"The Free State landscape gladdens my heart, no matter what my mood. When I am here I feel that nothing can shut me in, that my thoughts can roam as far as the horizons." Nelson Mandela, Long Walk to Freedom
The Free State landscape is characterized by vast, level, open spaces but in the South-Eastern corner of the province, the flat plains share the earth with hills and mountains, and towering sandstone cliffs. At sunrise and sunset, shades of gold and ochre are cast upon these cliffs, bathing them in a golden light. This is where Golden Gate Highlands National Park gets its name from.
On a recent road trip from Lesotho to Johannesburg, I spent two nights in the park with my family. The scenic drive from Clarens took us just 20 minutes, and we were in the park soon enough. Owned by SANParks (South African National Parks), Golden Gate Highlands National Park is nestled in the foothills of the Maluti Mountains. The park celebrated its 50th birthday, a few years ago. It is renowned for its natural splendour, a photographers dream.
We drove around for a while, admiring the breath-taking scenery, imposing cliffs, expansive grasslands, and forested ravines. The park was basking in its winter glory, but it is a beauty in all seasons. On the Oribi Loop, we found a path leading to the vulture hide, perched at one of the highest points in the park with incredible views. The hide is one of the best places to see the Cape Vulture and the endangered Bearded Vulture. Black-bearded jackals are often seen here too. We drove up the mountain, parked our car and took a walk to the hide, where we spent some time. The vultures did not grace us with their presence however, although we did see some old carcasses and a swift eagle flying overhead.
We then drove to our home for the night, the Basutho Cultural Village. The village is a recreation of an 18th century Basutho village, with beautiful settings and decorations. Below the tourist attraction is the accommodation, which consists of clusters of neat self-catering rondawels (round huts) set high in the mountains. We had 2 rondawels for our family. They were clean and comfortable with either twin or double beds, en-suite bathrooms with showers, a fully equipped kitchenette and some armchairs. It was quiet and peaceful, with no TV to disturb the serenity, and the only sounds being that of the howling wind outside. The kids loved the open spaces and my husband and I loved the panoramic views.
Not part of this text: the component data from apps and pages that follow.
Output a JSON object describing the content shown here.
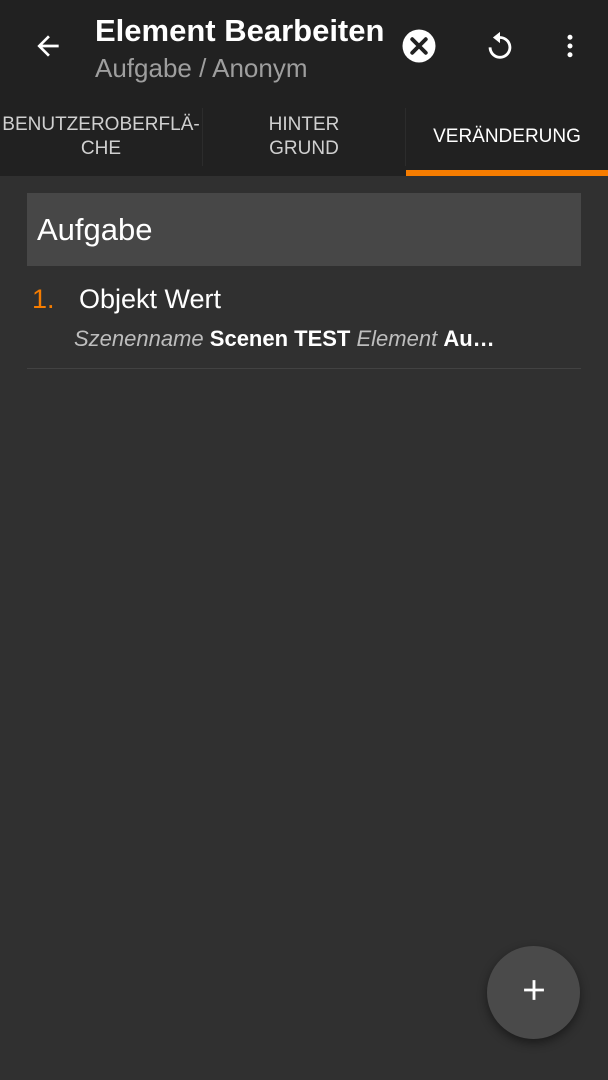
{
  "header": {
    "title": "Element Bearbeiten",
    "subtitle": "Aufgabe / Anonym",
    "icons": {
      "back": "arrow-back-icon",
      "close": "close-circle-icon",
      "revert": "undo-icon",
      "menu": "more-vert-icon"
    }
  },
  "tabs": [
    {
      "label": "Benutzeroberflä-\nche",
      "active": false
    },
    {
      "label": "Hinter\ngrund",
      "active": false
    },
    {
      "label": "Veränderung",
      "active": true
    }
  ],
  "section": {
    "title": "Aufgabe"
  },
  "actions": [
    {
      "number": "1.",
      "name": "Objekt Wert",
      "params": [
        {
          "key": "Szenenname",
          "value": "Scenen TEST"
        },
        {
          "key": "Element",
          "value": "Au…"
        }
      ]
    }
  ],
  "fab": {
    "icon": "plus-icon"
  },
  "colors": {
    "accent": "#f57c00",
    "toolbar": "#212121",
    "background": "#303030",
    "section_header": "#474747"
  }
}
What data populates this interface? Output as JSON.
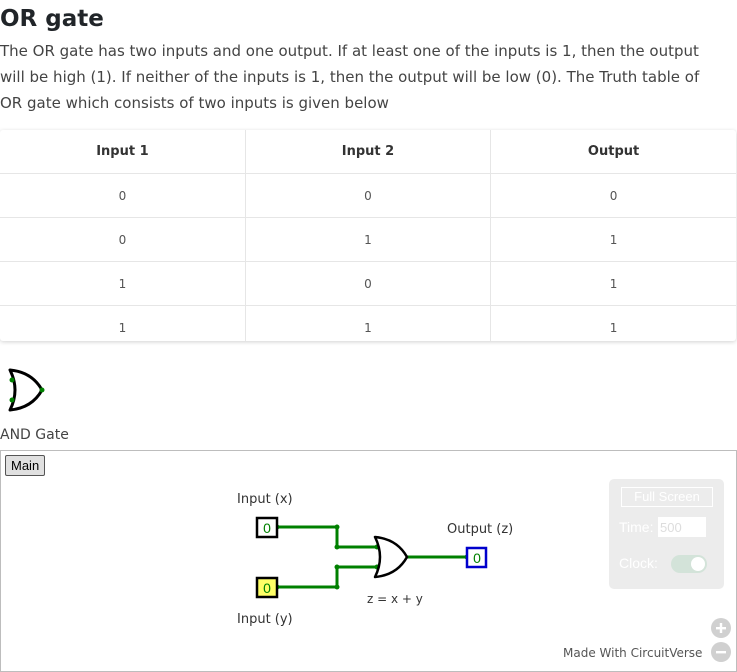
{
  "page": {
    "title": "OR gate",
    "intro": "The OR gate has two inputs and one output. If at least one of the inputs is 1, then the output will be high (1). If neither of the inputs is 1, then the output will be low (0). The Truth table of OR gate which consists of two inputs is given below"
  },
  "truth_table": {
    "headers": [
      "Input 1",
      "Input 2",
      "Output"
    ],
    "rows": [
      [
        "0",
        "0",
        "0"
      ],
      [
        "0",
        "1",
        "1"
      ],
      [
        "1",
        "0",
        "1"
      ],
      [
        "1",
        "1",
        "1"
      ]
    ]
  },
  "gate_preview": {
    "label": "AND Gate",
    "icon": "or-gate-icon"
  },
  "simulator": {
    "tab_label": "Main",
    "circuit": {
      "input_x_label": "Input (x)",
      "input_y_label": "Input (y)",
      "output_label": "Output (z)",
      "input_x_value": "0",
      "input_y_value": "0",
      "output_value": "0",
      "expression": "z = x + y"
    },
    "controls": {
      "fullscreen_label": "Full Screen",
      "time_label": "Time:",
      "time_value": "500",
      "clock_label": "Clock:",
      "clock_on": true
    },
    "made_with": "Made With CircuitVerse",
    "zoom_in_icon": "zoom-in-icon",
    "zoom_out_icon": "zoom-out-icon"
  },
  "colors": {
    "wire": "#008000",
    "input_y_fill": "#ffff66",
    "output_border": "#0000cc"
  }
}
After making ourselves comfortable, we set off on a tour of the village. First, we had to get permission from the chief. He graciously invited us in to his Lekhotla (the gathering place for men), through his emissary and we proceeded through the village with our local tour guide, who explained the culture, symbolism and rituals in each section we visited. The village is a living museum with reconstructions of traditional homesteads from the 1700s to the present. We met the chief’s first and second wives, and the Ngaka (Traditional Healer), and saw their houses too. It was a unique experience and one that I’d highly recommend for a glimpse into traditional Basutho life.
The next day, after exploring more of our surroundings and visiting the vulture hide again, we headed for the Golden Gate Hotel and Chalets. The hotel is located in a stunning setting, facing the iconic Brandwag Rock. Behind it are more rocks and cliffs, standing like sentinels. The hotel’s entrance lobby and coffee lounge were elegant public areas that drew the guests in like moths to a flame. Everybody around me looked happy and relaxed as they sipped on their milkshakes, hot chocolates and coffees while cold winds raged outside.
We stayed in a 4-sleeper chalet. It had a bedroom with a double bed, and another open-plan bedroom with a dining area and a kitchen. There were electric blankets and panel heaters to keep us warm. The full-length glass sliding doors provided an amazing view of the golden mountains and rocks, and I found it hard to tear myself away from them. The kids, on the other hand made themselves comfortable in no time and ran up and down to the main lounge in the hotel, having fun.
The park has several hiking trails and nature trails, some leaving from the hotel, but we didn't have enough time to do them. It is also home to many species of plains game. Unfortunately, the cold seemed to have deterred them from roaming around and we didn’t see much wildlife -except for some wildebeest in the distance - although we did see a fair amount of cattle.
Golden Gate Highlands National Park is one of South Africa’s gems. Sadly, too many South Africans have not been there yet. It is possible to drive from one end of the park to the other in an hour if you’re in a hurry - although I’d recommend doing it at a more leisurely pace and staying over for a more intimate encounter with nature. With no dangerous predators around, it makes a great family getaway.
Things you must do in South Africa